It made a very slightly enhanced POP3 server sufficient for a web frontend with good performance.

But all the changes to the Maildir was optional - any software that didn't support it could still operate on them and the missing bits would just get recreated.

I've been thinking about doing this myself, so it's fantastic to see a project.

I find a files-centric (and more broadly filesystem-centric) approach easier to grapple with than one that focuses on apps (and hiding away the data). It makes it much easier to access my own data for other purposes outside of what the app provides. In particular when the files are in plain-text or otherwise human-editable. I can reuse all of the existing tool that I'm familiar with to search, modify or re-purpose the data.

Is there a reason why metadata and the message are stored so separately? I.e. why

   INBOX/2023-09-04_13:[email protected],GTfrlwJfN5vyR28R
instead of

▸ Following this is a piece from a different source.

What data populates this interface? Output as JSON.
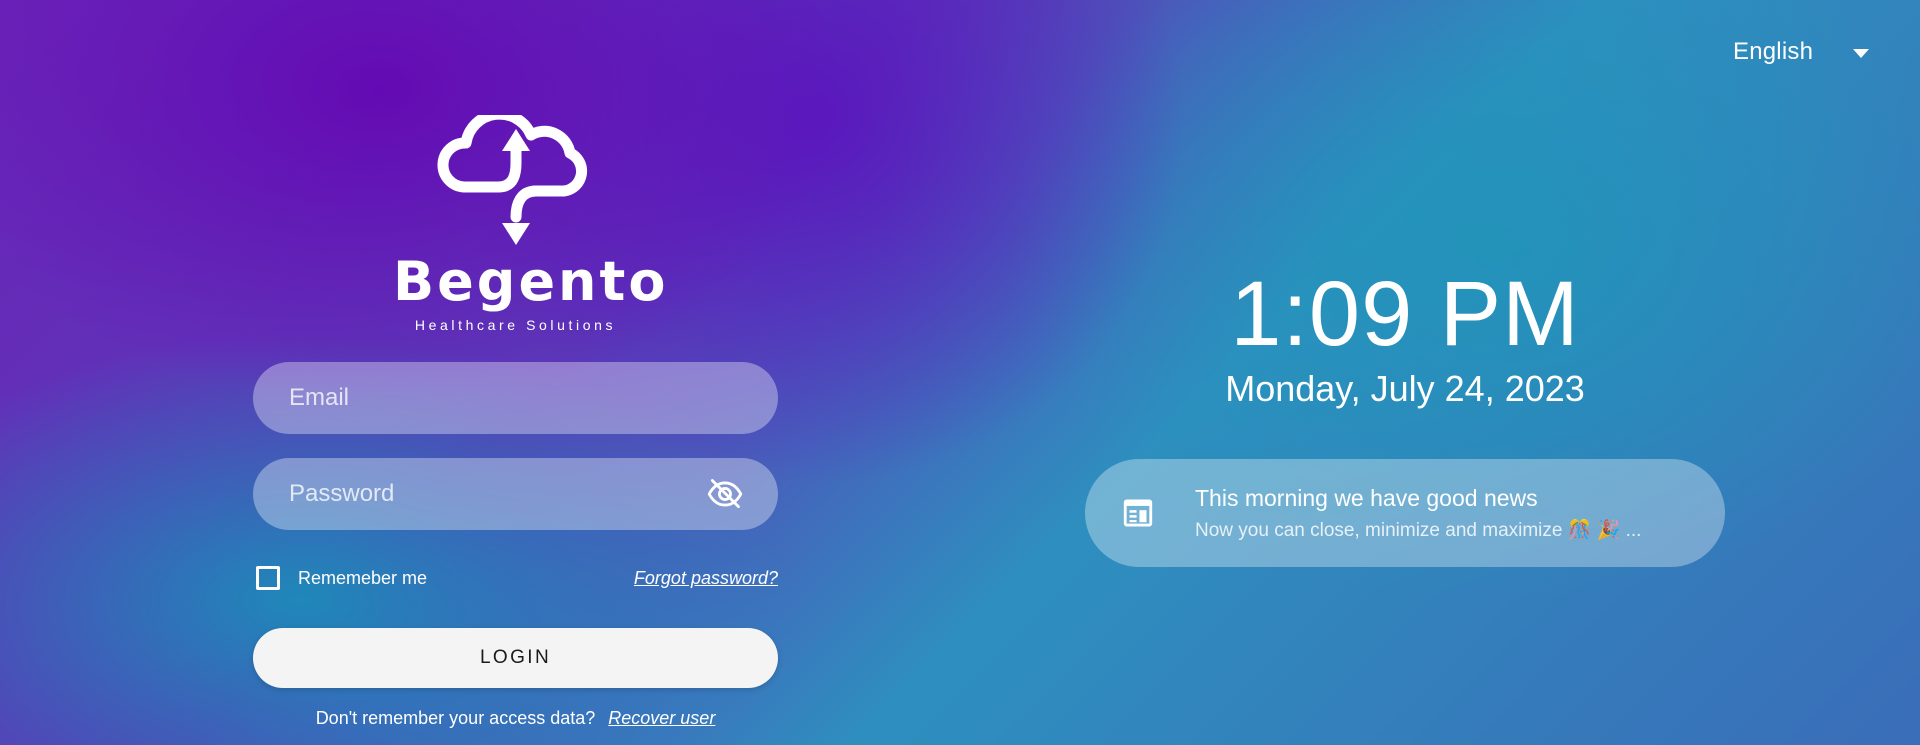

   INBOX/2023-09-04_13:[email protected],GTfrlwJfN5vyR28R/message
   INBOX/2023-09-04_13:[email protected],GTfrlwJfN5vyR28R/.flags
The latter structure would allow creating/deleting the message and flags atomically.
Can somebody please define a specification on how to store emails in SQLite? Seems to be the only sensible approach if you ask me.
For searching I just use DevonThink. Works with either mbox or a directory/file structure. Instant full-text search, date-based filtering, and continuous re-indexing as I archive my email there monthly with command line tools for GMail and ProtonMail's import/export tool.
I was hoping the mailing list link would be to an FTP site I'd upload my email to.
The HTML in email is already incompatible with standard tools.

For example, finding all emails where I discussed the "DIV" tag with somebody:

grep --ignore-case --word-regexp DIV *.eml

Unfortunately, since most email is in HTML, this would match every email.

Plan 9 has a similar concept called upasfs http://man.postnix.pw/9front/4/upasfs
What's the problem they solve ? I have never put a modicum of thought into how my messages are organized on my harddisk.
As a CLI fan, I'm interested in where this could go